◆ EXERCISE INSTRUCTIONS: Every line in the data below that has the word "half" should be returned.

◆ DATA UNDER STUDY:
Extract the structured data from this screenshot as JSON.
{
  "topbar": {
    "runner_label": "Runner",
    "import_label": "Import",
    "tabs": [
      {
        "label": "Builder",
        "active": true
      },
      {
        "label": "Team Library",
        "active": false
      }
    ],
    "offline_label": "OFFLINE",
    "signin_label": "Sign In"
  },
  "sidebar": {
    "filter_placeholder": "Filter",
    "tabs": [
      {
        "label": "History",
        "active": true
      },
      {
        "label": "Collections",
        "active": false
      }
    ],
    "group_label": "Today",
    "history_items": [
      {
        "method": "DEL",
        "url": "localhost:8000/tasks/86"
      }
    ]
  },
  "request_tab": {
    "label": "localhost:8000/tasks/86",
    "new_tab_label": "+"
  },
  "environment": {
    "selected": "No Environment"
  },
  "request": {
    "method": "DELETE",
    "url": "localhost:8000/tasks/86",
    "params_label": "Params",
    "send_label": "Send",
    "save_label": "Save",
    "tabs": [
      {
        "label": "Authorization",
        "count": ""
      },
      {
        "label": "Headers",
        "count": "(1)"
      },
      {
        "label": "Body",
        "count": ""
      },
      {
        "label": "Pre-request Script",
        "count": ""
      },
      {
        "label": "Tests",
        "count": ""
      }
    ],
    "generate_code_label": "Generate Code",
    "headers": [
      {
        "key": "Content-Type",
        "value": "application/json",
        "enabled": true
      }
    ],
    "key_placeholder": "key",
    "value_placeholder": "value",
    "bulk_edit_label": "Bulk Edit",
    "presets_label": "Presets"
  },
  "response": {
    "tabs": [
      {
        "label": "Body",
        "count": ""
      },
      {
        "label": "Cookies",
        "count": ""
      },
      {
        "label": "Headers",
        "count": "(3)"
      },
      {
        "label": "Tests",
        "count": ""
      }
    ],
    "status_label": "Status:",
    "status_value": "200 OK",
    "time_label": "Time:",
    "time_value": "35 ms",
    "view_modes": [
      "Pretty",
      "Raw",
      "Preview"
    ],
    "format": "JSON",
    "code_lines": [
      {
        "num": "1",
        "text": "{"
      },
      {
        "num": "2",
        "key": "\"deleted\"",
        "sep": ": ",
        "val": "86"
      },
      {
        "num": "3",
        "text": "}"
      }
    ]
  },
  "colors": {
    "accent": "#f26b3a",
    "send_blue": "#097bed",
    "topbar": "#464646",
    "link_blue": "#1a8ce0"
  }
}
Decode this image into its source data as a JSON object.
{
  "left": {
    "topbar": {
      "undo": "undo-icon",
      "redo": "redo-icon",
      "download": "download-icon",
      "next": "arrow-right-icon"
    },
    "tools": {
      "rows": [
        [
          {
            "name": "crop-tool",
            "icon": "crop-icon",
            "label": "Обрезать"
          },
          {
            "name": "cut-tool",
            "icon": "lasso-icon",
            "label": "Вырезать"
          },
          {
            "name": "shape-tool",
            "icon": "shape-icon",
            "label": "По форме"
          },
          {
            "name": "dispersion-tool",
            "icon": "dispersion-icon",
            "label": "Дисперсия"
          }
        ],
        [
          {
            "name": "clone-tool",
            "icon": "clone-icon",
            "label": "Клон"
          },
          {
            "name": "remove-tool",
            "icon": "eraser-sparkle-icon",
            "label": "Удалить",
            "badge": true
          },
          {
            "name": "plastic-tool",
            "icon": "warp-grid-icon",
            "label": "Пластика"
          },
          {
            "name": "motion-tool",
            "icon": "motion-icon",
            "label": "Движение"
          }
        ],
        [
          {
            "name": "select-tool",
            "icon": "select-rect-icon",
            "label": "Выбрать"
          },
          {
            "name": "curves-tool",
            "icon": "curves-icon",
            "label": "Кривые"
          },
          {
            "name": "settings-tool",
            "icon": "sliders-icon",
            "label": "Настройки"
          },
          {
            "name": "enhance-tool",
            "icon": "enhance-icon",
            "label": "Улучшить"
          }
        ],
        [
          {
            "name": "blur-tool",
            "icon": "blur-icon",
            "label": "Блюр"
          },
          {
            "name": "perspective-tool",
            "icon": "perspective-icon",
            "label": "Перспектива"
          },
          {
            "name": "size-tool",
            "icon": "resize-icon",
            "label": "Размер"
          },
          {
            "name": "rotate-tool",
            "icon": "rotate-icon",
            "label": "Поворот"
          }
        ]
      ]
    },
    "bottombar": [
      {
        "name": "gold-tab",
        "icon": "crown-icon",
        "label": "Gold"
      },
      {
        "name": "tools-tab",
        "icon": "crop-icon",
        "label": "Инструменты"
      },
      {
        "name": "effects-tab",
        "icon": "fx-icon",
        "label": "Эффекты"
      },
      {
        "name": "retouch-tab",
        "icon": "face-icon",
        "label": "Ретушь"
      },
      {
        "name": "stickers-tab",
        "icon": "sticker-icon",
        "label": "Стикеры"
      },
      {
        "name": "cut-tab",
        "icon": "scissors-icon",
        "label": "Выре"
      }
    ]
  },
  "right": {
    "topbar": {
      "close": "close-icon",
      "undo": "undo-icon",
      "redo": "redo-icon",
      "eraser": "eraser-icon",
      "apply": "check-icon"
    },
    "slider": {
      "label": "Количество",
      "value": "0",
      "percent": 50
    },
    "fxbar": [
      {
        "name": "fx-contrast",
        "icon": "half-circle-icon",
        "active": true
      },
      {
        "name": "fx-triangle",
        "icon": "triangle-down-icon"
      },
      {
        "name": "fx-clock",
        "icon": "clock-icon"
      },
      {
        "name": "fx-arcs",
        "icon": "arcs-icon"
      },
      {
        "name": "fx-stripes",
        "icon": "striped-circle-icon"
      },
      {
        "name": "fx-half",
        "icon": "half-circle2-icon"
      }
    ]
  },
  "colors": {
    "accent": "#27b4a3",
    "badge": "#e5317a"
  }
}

◆ EXERCISE RESULT:
        "icon": "half-circle-icon",
        "name": "fx-half",
        "icon": "half-circle2-icon"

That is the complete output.